Video report by ITV News correspondent Olivia Kinsley
Parliament has been hit by a cyber-security attack in which hackers have tried to access email accounts.
MPs and Lords have been left unable to access their emails remotely as a result of measures taken to stave off the attack.
Tory MP Andrew Bridgen suggested an attack like this could "absolutely" leave some people open to blackmail.
He said it was understandable that "constituents want to know the information they send to us is completely secure."
A House of Commons spokeswoman said they had on Friday "discovered unauthorised attempts to access parliamentary user accounts".
She said that remote access to emails had been disabled as part of work to stave off the attack.

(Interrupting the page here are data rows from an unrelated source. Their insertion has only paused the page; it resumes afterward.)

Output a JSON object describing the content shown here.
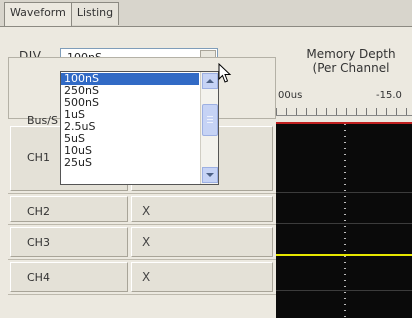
{
  "tabs": [
    {
      "label": "Waveform",
      "active": true
    },
    {
      "label": "Listing",
      "active": false
    }
  ],
  "div": {
    "label": "DIV",
    "selected": "100nS",
    "options": [
      "100nS",
      "250nS",
      "500nS",
      "1uS",
      "2.5uS",
      "5uS",
      "10uS",
      "25uS"
    ]
  },
  "memory": {
    "line1": "Memory Depth",
    "line2": "(Per Channel"
  },
  "bus_label": "Bus/S",
  "ruler": {
    "tick0": "00us",
    "tick1": "-15.0"
  },
  "channels": [
    {
      "name": "CH1",
      "value": ""
    },
    {
      "name": "CH2",
      "value": "X"
    },
    {
      "name": "CH3",
      "value": "X"
    },
    {
      "name": "CH4",
      "value": "X"
    }
  ],
  "colors": {
    "selection": "#316ac5",
    "wave_bg": "#0a0a0a",
    "trace_yellow": "#e6e600",
    "trace_red": "#c02020"
  },
  "icons": {
    "cursor": "arrow-pointer-icon",
    "dropdown": "chevron-down-icon"
  }
}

Liam Fox, the Secretary of State for Trade, said it was "not at all surprising" to see efforts to hack into Parliamentary emails and that there had been repeated similar attempts in the past.
An email sent by parliamentary authorities to those impacted by the attack said that the alarm was raised after "unusual activity" was spotted.
"Closer investigation by our team confirmed that hackers were carrying out a sustained and determined attack on all parliamentary user accounts in an attempt to identify weak passwords," it added.
A number of MPs and Peers had posted on Twitter to say they could not access emails as a result of a cyber attack.
The attack follows reports that passwords for MPs and officials were being sold online by hackers.
A House of Commons spokeswoman said: "We have discovered unauthorised attempts to access accounts of parliamentary networks users and are investigating this ongoing incident, working closely with the National Cyber Security Centre.
Parliament has robust measures in place to protect all of our accounts and systems, and we are taking the necessary steps to protect and secure our network."
She added that officials had taken the decision to "temporarily" restrict remote access to emails "as a precaution".
The National Crime Agency said it was working with the NCSC on the issue.
Labour leader Jeremy Corbyn called for more investment in protection against hacking attacks.
"I think it indicates just how vulnerable we are to cyber attacks and our cyber security," he said of the cyber attack on Parliament.